Wednesday, January 07, 2009

Fare Thee Well New England Shore

I’ve been intermittently staring at a blank white page on my computer screen for most of the morning now, trying to find the motivation/inspiration/punctuation (wait, what?) to post a real, honest-to-goodness blog update that consists of words and thoughts rather than links, embeds, and bullet points. Over the last year, every blog I read on a regular basis has slowed posting to the point of non-interest, mine included. Why? What is the reason for this national, irrational ennui that seems to be sweeping over us? Is it just that we have all grown tired of trying to inform the masses about our daily thoughts, hopes, and dreams? Has the Facebook/Twitter/IM/Chat phenomenon altered our communications so much that my life at any given moment can be summed up in two sentences or less? Or do I just not care anymore?
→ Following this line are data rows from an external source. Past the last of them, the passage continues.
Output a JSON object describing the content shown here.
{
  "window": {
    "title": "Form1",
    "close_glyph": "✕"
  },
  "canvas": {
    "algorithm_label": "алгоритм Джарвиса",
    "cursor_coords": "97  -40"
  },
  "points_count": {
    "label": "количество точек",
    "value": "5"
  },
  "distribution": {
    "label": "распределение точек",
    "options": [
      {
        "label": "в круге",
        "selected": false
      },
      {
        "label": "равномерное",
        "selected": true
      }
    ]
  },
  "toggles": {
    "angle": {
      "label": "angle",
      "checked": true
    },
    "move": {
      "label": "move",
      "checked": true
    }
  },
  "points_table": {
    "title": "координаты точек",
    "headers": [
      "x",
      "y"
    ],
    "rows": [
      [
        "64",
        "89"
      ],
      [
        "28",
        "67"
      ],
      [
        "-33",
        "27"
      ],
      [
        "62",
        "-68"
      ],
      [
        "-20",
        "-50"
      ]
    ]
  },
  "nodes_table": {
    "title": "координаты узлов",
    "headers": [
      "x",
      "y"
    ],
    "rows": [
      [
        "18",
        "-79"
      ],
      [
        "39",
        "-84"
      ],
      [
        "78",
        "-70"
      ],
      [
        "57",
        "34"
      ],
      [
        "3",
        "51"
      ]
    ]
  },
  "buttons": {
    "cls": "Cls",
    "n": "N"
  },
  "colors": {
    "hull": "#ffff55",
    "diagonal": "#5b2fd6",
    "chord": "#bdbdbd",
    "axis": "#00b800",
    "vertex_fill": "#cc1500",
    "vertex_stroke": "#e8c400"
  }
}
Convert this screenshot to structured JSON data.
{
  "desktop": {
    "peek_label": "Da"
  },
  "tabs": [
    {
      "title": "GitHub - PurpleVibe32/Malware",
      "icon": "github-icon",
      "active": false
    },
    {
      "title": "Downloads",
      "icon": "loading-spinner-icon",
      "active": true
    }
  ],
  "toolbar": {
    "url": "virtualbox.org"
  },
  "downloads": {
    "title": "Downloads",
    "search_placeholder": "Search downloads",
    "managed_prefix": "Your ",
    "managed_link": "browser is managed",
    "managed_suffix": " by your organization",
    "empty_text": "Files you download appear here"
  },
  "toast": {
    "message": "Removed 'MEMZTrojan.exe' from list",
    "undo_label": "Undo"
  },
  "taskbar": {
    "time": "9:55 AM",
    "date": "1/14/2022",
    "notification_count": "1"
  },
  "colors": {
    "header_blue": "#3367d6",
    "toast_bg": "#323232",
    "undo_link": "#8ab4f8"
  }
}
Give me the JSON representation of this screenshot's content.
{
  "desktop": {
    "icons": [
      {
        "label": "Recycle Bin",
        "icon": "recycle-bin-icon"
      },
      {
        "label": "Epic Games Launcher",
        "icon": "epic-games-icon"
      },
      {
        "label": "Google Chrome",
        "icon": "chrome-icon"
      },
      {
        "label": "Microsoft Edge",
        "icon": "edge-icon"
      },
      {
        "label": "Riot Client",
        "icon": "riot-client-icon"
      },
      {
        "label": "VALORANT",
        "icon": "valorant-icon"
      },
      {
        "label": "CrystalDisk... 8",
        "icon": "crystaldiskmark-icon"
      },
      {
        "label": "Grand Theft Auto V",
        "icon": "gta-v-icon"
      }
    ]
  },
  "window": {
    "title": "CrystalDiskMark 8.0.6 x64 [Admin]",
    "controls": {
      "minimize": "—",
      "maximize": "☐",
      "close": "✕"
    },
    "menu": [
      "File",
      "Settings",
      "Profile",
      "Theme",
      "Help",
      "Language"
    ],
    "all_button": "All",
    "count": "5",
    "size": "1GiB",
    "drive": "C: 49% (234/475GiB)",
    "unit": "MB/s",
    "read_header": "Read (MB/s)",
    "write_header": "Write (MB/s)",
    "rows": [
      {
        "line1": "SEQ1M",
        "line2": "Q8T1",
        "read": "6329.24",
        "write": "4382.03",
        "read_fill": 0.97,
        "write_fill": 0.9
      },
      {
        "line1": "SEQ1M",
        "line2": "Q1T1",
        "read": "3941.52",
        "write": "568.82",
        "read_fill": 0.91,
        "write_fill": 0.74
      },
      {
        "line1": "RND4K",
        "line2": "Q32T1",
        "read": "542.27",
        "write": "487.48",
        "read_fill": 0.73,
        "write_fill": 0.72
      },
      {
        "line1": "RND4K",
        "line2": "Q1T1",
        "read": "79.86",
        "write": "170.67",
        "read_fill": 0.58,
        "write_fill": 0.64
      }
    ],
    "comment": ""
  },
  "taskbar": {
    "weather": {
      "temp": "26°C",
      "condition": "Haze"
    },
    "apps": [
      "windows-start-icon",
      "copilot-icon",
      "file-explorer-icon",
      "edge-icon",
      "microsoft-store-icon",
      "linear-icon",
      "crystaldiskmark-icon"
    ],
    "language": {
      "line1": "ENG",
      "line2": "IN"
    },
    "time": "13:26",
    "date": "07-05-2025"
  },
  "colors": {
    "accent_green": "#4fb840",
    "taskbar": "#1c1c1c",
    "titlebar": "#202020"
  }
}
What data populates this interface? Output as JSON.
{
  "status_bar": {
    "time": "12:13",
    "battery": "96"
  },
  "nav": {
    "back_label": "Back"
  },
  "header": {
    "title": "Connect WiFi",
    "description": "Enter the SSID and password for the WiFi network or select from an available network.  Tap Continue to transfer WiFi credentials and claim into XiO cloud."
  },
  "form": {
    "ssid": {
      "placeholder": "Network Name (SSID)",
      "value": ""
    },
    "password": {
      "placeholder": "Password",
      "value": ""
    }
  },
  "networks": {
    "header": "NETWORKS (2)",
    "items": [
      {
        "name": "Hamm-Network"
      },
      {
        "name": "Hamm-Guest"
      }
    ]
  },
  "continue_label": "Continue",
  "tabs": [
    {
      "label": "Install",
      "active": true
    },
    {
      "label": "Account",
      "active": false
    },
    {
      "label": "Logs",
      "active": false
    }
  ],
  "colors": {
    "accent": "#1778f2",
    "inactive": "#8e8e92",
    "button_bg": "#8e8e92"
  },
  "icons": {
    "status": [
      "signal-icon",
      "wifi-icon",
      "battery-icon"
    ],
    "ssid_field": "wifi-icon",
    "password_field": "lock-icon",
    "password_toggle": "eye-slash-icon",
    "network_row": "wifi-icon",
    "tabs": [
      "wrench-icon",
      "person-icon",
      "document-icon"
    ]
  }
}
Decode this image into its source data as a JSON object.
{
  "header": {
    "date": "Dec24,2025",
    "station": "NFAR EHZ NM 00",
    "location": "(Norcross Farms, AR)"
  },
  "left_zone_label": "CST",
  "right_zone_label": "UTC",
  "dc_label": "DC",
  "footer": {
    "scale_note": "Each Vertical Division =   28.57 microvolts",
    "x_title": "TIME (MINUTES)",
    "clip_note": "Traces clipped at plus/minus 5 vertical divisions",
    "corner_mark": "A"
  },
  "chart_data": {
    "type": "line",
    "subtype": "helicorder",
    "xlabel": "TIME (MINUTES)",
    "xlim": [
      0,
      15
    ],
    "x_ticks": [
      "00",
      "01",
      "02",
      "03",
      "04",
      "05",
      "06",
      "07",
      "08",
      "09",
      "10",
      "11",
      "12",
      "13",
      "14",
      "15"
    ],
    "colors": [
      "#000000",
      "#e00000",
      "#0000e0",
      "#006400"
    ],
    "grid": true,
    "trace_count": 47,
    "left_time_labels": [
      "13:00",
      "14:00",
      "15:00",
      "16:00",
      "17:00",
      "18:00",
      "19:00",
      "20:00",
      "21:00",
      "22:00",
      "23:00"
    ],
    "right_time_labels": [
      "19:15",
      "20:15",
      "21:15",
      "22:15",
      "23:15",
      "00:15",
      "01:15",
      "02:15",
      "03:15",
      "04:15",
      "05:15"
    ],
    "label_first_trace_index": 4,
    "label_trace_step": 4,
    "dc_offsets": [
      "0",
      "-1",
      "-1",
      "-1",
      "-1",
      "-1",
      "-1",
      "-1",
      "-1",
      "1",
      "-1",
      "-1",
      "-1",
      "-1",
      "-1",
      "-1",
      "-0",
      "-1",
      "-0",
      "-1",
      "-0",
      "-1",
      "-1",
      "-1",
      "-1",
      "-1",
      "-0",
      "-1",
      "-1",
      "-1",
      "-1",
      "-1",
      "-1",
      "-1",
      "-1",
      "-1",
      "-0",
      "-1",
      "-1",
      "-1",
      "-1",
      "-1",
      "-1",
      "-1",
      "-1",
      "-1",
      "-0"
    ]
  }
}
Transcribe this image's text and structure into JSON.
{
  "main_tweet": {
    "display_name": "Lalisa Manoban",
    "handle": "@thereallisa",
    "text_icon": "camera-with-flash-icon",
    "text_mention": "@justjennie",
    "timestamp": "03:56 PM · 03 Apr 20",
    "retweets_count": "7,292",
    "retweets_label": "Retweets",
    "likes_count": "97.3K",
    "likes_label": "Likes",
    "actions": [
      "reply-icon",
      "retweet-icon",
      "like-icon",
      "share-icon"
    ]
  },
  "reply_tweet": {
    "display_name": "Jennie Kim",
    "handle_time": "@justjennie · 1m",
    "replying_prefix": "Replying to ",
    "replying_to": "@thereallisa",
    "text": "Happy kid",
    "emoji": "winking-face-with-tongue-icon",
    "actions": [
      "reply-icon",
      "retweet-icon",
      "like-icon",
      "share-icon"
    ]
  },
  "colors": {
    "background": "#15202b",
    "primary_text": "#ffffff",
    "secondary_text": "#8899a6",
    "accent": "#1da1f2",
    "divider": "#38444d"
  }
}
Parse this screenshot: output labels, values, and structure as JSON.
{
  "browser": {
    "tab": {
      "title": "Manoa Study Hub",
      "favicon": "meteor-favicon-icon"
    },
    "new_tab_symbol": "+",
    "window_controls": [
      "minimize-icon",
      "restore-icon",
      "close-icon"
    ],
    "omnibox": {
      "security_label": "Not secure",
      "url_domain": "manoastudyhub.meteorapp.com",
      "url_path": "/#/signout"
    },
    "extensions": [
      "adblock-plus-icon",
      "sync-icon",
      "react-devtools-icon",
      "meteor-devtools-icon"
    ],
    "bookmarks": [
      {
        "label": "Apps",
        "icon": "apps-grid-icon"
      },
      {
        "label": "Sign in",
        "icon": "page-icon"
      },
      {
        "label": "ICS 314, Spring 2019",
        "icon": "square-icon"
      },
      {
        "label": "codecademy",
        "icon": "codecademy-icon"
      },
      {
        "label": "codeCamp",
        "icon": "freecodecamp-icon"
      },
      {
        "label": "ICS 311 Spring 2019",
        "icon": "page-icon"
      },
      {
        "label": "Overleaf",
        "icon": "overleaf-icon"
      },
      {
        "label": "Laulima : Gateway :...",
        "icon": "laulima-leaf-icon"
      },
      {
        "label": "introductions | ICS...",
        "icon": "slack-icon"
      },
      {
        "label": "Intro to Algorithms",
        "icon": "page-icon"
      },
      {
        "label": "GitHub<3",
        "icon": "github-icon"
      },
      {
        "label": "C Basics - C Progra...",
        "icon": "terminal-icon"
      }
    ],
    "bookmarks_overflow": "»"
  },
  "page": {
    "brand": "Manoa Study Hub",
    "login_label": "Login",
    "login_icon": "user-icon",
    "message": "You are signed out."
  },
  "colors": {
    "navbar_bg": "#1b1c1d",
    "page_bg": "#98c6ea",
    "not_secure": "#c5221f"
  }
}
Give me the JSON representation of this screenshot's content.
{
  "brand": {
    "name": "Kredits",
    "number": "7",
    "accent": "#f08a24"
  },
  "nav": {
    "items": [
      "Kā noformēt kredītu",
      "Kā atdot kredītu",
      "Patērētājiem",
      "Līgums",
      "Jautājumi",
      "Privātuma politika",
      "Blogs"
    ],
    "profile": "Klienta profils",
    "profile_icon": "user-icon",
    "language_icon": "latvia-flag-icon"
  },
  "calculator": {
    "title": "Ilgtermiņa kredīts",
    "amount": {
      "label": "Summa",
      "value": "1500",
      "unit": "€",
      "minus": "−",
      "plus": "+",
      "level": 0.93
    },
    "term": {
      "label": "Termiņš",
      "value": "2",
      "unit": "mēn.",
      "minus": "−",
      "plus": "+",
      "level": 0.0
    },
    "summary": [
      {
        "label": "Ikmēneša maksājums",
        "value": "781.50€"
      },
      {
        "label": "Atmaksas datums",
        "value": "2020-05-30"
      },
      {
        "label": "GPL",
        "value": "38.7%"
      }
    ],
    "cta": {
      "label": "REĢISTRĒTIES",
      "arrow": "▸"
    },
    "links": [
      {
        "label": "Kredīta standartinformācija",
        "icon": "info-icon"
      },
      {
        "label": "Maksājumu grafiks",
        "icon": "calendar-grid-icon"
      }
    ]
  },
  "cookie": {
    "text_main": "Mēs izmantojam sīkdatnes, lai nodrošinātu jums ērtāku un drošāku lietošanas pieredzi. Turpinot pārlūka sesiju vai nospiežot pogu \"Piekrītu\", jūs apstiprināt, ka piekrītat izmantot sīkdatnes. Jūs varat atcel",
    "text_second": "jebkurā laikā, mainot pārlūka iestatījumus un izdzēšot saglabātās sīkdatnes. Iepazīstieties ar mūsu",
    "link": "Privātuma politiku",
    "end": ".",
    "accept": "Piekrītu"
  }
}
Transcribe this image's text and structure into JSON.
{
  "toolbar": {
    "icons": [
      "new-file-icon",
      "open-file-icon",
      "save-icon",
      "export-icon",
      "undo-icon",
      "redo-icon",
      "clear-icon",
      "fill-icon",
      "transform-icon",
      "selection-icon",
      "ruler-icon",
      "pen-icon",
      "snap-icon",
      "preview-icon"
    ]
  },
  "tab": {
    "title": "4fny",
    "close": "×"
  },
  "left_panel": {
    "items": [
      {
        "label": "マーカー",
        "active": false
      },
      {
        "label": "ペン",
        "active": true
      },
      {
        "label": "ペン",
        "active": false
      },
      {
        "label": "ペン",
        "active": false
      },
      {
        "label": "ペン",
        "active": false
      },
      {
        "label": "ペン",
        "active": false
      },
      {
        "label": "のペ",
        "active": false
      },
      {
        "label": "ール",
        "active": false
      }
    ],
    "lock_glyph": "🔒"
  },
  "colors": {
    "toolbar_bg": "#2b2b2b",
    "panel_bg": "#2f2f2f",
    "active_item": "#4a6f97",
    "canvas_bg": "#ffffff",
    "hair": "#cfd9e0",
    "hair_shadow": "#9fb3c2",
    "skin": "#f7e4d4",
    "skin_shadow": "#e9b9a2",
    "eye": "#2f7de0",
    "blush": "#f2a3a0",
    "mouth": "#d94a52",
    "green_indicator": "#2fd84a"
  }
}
My life, my family’s life, is not one that can be summed up, all consideration to Inigo Montoya aside. However, setting time to actually write something I consider being of some value to the reader is more of an issue now than it used to be. Life getting in the way? Status Updates are the ready-made solution.

Here’s mine for today, not summed up at all:

Oh my God, here we go again.

Yup, for the fourth time in eight years, we have moved. The difference is that this time around, we moved out of necessity. Back in September, just about six months after everyone had realized that Indian casinos were not recession-proof, my position here at Foxwoods/MPTN came within reach of the grasping claws of our failing economy. My contract was not to be renewed for the upcoming year.

Throughout my career, I have never had any difficulty finding employment. I have been met before I walk out the door with at least one job offer. This time, however, things were different. In the past four months, I have sent out over 50 applications, been in contact with no less than 10 recruiters, and have only had two interviews to show for my efforts.

I am very good at what I do. There is simply not enough development and construction happening to accommodate the ever-growing number of professionals who are now looking for work. At one point, I was told by one recruiter that he could not even place an executive with 30 years of experience.

Faced with the real possibility of having to find interim employment, we made the decision to leave Connecticut and move back to Buffalo. We have more family support available there. We have property there. We would be able to move into the house next to Leah’s mother. And our cost of living would decrease significantly. Unbelievably, the job market in Western New York is actually better than that of Southeastern Connecticut and Rhode Island, so there was a better chance for me to find a position up there anyway. Based on what I had received for feedback, there was also a real chance that I would end up having to travel for work beyond what my family could do or what we were comfortable with. Being in Buffalo would give Leah and the boys the security, and support they would need if I was forced to work somewhere they could not go.

So the weekend before Christmas, we packed up a moving truck, and I drove across New York State again. All things considered, the move went amazingly smooth.

We were then blessed with the best thing to come out of this craziness, and that was Sam being admitted to the Elmwood Village Charter School. It is considered the best school in the city right now. There was one opening available for the entire City of Buffalo, and somehow the Gods smiled down upon us and granted him admittance. Sibling preference assures that Noah and Aidan will go there next year as well. The twins are now in a great full-day pre-K program on the Buffalo State University campus.

Then, one more piece of good fortune. One of the two companies that I actually had interviews with offered me a position last Friday. I accepted and will start my new job this coming Monday. In Buffalo. About two blocks from Sam’s school. I’m going to be building hotels all along the eastern seaboard for a private firm whose owner used to take his children sailing in Mystic during the summer.

So despite the frustrations, the worries, the anxiety, the fights, the tears, and the endless hours of hopeful speculation and contingency planning, things seem to be working out. We will miss our friends and family in Stonington/Westerly very much. But we will return for long vacations in the summers. My brother Chris’ mother-in-law put it best.

“You were meant to live in Connecticut for a reason, now you’re meant to live in Buffalo. Life is going to happen whether you like it or not. And really, it’s only a drive across New York.”